------ Raw data

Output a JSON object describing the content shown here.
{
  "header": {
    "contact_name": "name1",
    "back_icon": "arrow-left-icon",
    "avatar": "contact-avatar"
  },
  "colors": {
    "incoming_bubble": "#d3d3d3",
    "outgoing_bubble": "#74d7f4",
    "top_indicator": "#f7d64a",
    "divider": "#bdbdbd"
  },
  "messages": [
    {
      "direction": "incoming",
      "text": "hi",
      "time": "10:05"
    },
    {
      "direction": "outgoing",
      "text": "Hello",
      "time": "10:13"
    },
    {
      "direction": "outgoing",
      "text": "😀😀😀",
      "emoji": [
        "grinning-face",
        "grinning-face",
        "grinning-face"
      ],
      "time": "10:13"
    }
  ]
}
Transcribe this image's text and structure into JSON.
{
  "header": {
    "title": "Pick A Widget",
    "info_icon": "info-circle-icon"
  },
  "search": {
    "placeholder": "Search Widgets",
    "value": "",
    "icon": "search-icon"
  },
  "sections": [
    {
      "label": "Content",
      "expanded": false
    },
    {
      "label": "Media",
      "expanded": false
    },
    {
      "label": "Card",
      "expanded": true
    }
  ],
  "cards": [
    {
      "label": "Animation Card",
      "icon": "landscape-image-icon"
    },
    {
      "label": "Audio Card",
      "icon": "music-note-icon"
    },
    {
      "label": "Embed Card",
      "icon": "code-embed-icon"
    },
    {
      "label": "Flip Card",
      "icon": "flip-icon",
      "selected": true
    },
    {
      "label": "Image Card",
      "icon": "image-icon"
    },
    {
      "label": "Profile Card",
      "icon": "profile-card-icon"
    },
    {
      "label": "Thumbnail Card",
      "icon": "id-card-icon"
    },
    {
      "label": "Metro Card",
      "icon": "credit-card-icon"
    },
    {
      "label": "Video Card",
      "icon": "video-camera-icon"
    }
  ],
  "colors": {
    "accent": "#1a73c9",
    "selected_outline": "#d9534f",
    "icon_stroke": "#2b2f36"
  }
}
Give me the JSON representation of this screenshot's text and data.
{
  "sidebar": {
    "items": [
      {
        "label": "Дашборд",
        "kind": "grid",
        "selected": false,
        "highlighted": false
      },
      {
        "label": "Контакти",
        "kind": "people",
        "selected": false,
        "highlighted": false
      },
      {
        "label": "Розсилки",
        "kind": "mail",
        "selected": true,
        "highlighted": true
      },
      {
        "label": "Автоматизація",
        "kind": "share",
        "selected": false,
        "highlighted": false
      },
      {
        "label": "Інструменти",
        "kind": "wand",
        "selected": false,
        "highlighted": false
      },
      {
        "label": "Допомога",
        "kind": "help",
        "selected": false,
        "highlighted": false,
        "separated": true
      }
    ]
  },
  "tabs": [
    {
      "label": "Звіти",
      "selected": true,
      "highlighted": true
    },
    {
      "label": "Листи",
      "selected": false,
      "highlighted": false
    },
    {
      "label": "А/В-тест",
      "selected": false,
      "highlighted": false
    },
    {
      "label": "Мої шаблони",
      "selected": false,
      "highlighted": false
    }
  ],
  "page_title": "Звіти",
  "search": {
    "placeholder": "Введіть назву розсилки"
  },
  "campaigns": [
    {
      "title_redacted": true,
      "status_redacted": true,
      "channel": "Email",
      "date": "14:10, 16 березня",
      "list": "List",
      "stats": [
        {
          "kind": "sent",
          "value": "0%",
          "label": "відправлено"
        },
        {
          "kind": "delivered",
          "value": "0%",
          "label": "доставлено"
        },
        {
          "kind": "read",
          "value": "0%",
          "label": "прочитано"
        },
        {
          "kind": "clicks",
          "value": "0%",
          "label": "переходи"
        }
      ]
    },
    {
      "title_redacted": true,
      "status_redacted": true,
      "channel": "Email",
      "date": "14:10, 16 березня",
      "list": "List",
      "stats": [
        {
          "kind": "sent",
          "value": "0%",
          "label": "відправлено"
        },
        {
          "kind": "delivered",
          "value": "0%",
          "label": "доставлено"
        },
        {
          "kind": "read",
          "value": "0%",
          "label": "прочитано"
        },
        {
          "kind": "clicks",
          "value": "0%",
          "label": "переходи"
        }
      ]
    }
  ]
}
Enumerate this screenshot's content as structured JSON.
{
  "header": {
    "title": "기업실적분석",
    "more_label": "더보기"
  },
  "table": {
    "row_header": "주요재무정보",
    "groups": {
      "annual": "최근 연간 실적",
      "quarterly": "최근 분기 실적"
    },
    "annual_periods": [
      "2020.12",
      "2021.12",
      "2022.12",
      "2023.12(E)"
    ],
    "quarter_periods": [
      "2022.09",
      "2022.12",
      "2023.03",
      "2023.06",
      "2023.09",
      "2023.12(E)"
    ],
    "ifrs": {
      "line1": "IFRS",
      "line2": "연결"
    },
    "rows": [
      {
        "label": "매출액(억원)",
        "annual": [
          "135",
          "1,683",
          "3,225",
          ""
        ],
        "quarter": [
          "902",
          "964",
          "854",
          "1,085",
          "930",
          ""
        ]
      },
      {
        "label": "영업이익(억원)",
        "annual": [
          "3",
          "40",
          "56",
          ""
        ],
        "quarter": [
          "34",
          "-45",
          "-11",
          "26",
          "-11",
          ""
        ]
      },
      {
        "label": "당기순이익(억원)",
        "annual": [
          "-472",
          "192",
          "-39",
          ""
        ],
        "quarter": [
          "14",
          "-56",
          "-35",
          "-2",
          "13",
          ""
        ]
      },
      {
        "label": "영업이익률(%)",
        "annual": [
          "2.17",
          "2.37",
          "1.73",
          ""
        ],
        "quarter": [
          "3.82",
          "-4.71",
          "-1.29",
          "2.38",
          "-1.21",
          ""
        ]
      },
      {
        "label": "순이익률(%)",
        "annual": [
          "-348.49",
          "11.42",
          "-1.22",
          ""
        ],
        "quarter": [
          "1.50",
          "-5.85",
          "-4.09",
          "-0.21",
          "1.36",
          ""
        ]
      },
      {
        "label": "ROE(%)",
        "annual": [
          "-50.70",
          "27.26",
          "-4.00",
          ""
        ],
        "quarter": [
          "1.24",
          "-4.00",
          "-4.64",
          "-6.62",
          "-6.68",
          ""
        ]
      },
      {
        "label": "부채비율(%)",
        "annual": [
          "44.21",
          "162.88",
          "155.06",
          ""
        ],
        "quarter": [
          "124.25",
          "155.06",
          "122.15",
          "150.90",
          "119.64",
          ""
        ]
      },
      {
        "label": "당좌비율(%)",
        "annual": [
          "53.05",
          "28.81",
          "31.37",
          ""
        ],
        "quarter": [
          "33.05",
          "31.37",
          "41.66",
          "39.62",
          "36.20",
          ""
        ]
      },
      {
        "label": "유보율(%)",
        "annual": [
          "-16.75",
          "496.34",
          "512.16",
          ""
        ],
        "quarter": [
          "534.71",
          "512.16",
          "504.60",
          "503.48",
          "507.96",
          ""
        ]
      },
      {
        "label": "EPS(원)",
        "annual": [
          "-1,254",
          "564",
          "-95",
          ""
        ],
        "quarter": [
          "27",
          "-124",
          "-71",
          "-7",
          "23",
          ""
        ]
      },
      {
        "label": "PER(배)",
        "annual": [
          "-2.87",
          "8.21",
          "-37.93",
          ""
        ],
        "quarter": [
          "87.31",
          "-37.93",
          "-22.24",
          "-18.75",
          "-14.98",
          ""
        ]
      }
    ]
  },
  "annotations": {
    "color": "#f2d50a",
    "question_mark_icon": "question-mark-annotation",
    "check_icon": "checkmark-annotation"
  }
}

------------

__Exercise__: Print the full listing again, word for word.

__Worked solution__:
Output a JSON object describing the content shown here.
{
  "header": {
    "contact_name": "name1",
    "back_icon": "arrow-left-icon",
    "avatar": "contact-avatar"
  },
  "colors": {
    "incoming_bubble": "#d3d3d3",
    "outgoing_bubble": "#74d7f4",
    "top_indicator": "#f7d64a",
    "divider": "#bdbdbd"
  },
  "messages": [
    {
      "direction": "incoming",
      "text": "hi",
      "time": "10:05"
    },
    {
      "direction": "outgoing",
      "text": "Hello",
      "time": "10:13"
    },
    {
      "direction": "outgoing",
      "text": "😀😀😀",
      "emoji": [
        "grinning-face",
        "grinning-face",
        "grinning-face"
      ],
      "time": "10:13"
    }
  ]
}
Transcribe this image's text and structure into JSON.
{
  "header": {
    "title": "Pick A Widget",
    "info_icon": "info-circle-icon"
  },
  "search": {
    "placeholder": "Search Widgets",
    "value": "",
    "icon": "search-icon"
  },
  "sections": [
    {
      "label": "Content",
      "expanded": false
    },
    {
      "label": "Media",
      "expanded": false
    },
    {
      "label": "Card",
      "expanded": true
    }
  ],
  "cards": [
    {
      "label": "Animation Card",
      "icon": "landscape-image-icon"
    },
    {
      "label": "Audio Card",
      "icon": "music-note-icon"
    },
    {
      "label": "Embed Card",
      "icon": "code-embed-icon"
    },
    {
      "label": "Flip Card",
      "icon": "flip-icon",
      "selected": true
    },
    {
      "label": "Image Card",
      "icon": "image-icon"
    },
    {
      "label": "Profile Card",
      "icon": "profile-card-icon"
    },
    {
      "label": "Thumbnail Card",
      "icon": "id-card-icon"
    },
    {
      "label": "Metro Card",
      "icon": "credit-card-icon"
    },
    {
      "label": "Video Card",
      "icon": "video-camera-icon"
    }
  ],
  "colors": {
    "accent": "#1a73c9",
    "selected_outline": "#d9534f",
    "icon_stroke": "#2b2f36"
  }
}
Give me the JSON representation of this screenshot's text and data.
{
  "sidebar": {
    "items": [
      {
        "label": "Дашборд",
        "kind": "grid",
        "selected": false,
        "highlighted": false
      },
      {
        "label": "Контакти",
        "kind": "people",
        "selected": false,
        "highlighted": false
      },
      {
        "label": "Розсилки",
        "kind": "mail",
        "selected": true,
        "highlighted": true
      },
      {
        "label": "Автоматизація",
        "kind": "share",
        "selected": false,
        "highlighted": false
      },
      {
        "label": "Інструменти",
        "kind": "wand",
        "selected": false,
        "highlighted": false
      },
      {
        "label": "Допомога",
        "kind": "help",
        "selected": false,
        "highlighted": false,
        "separated": true
      }
    ]
  },
  "tabs": [
    {
      "label": "Звіти",
      "selected": true,
      "highlighted": true
    },
    {
      "label": "Листи",
      "selected": false,
      "highlighted": false
    },
    {
      "label": "А/В-тест",
      "selected": false,
      "highlighted": false
    },
    {
      "label": "Мої шаблони",
      "selected": false,
      "highlighted": false
    }
  ],
  "page_title": "Звіти",
  "search": {
    "placeholder": "Введіть назву розсилки"
  },
  "campaigns": [
    {
      "title_redacted": true,
      "status_redacted": true,
      "channel": "Email",
      "date": "14:10, 16 березня",
      "list": "List",
      "stats": [
        {
          "kind": "sent",
          "value": "0%",
          "label": "відправлено"
        },
        {
          "kind": "delivered",
          "value": "0%",
          "label": "доставлено"
        },
        {
          "kind": "read",
          "value": "0%",
          "label": "прочитано"
        },
        {
          "kind": "clicks",
          "value": "0%",
          "label": "переходи"
        }
      ]
    },
    {
      "title_redacted": true,
      "status_redacted": true,
      "channel": "Email",
      "date": "14:10, 16 березня",
      "list": "List",
      "stats": [
        {
          "kind": "sent",
          "value": "0%",
          "label": "відправлено"
        },
        {
          "kind": "delivered",
          "value": "0%",
          "label": "доставлено"
        },
        {
          "kind": "read",
          "value": "0%",
          "label": "прочитано"
        },
        {
          "kind": "clicks",
          "value": "0%",
          "label": "переходи"
        }
      ]
    }
  ]
}
Enumerate this screenshot's content as structured JSON.
{
  "header": {
    "title": "기업실적분석",
    "more_label": "더보기"
  },
  "table": {
    "row_header": "주요재무정보",
    "groups": {
      "annual": "최근 연간 실적",
      "quarterly": "최근 분기 실적"
    },
    "annual_periods": [
      "2020.12",
      "2021.12",
      "2022.12",
      "2023.12(E)"
    ],
    "quarter_periods": [
      "2022.09",
      "2022.12",
      "2023.03",
      "2023.06",
      "2023.09",
      "2023.12(E)"
    ],
    "ifrs": {
      "line1": "IFRS",
      "line2": "연결"
    },
    "rows": [
      {
        "label": "매출액(억원)",
        "annual": [
          "135",
          "1,683",
          "3,225",
          ""
        ],
        "quarter": [
          "902",
          "964",
          "854",
          "1,085",
          "930",
          ""
        ]
      },
      {
        "label": "영업이익(억원)",
        "annual": [
          "3",
          "40",
          "56",
          ""
        ],
        "quarter": [
          "34",
          "-45",
          "-11",
          "26",
          "-11",
          ""
        ]
      },
      {
        "label": "당기순이익(억원)",
        "annual": [
          "-472",
          "192",
          "-39",
          ""
        ],
        "quarter": [
          "14",
          "-56",
          "-35",
          "-2",
          "13",
          ""
        ]
      },
      {
        "label": "영업이익률(%)",
        "annual": [
          "2.17",
          "2.37",
          "1.73",
          ""
        ],
        "quarter": [
          "3.82",
          "-4.71",
          "-1.29",
          "2.38",
          "-1.21",
          ""
        ]
      },
      {
        "label": "순이익률(%)",
        "annual": [
          "-348.49",
          "11.42",
          "-1.22",
          ""
        ],
        "quarter": [
          "1.50",
          "-5.85",
          "-4.09",
          "-0.21",
          "1.36",
          ""
        ]
      },
      {
        "label": "ROE(%)",
        "annual": [
          "-50.70",
          "27.26",
          "-4.00",
          ""
        ],
        "quarter": [
          "1.24",
          "-4.00",
          "-4.64",
          "-6.62",
          "-6.68",
          ""
        ]
      },
      {
        "label": "부채비율(%)",
        "annual": [
          "44.21",
          "162.88",
          "155.06",
          ""
        ],
        "quarter": [
          "124.25",
          "155.06",
          "122.15",
          "150.90",
          "119.64",
          ""
        ]
      },
      {
        "label": "당좌비율(%)",
        "annual": [
          "53.05",
          "28.81",
          "31.37",
          ""
        ],
        "quarter": [
          "33.05",
          "31.37",
          "41.66",
          "39.62",
          "36.20",
          ""
        ]
      },
      {
        "label": "유보율(%)",
        "annual": [
          "-16.75",
          "496.34",
          "512.16",
          ""
        ],
        "quarter": [
          "534.71",
          "512.16",
          "504.60",
          "503.48",
          "507.96",
          ""
        ]
      },
      {
        "label": "EPS(원)",
        "annual": [
          "-1,254",
          "564",
          "-95",
          ""
        ],
        "quarter": [
          "27",
          "-124",
          "-71",
          "-7",
          "23",
          ""
        ]
      },
      {
        "label": "PER(배)",
        "annual": [
          "-2.87",
          "8.21",
          "-37.93",
          ""
        ],
        "quarter": [
          "87.31",
          "-37.93",
          "-22.24",
          "-18.75",
          "-14.98",
          ""
        ]
      }
    ]
  },
  "annotations": {
    "color": "#f2d50a",
    "question_mark_icon": "question-mark-annotation",
    "check_icon": "checkmark-annotation"
  }
}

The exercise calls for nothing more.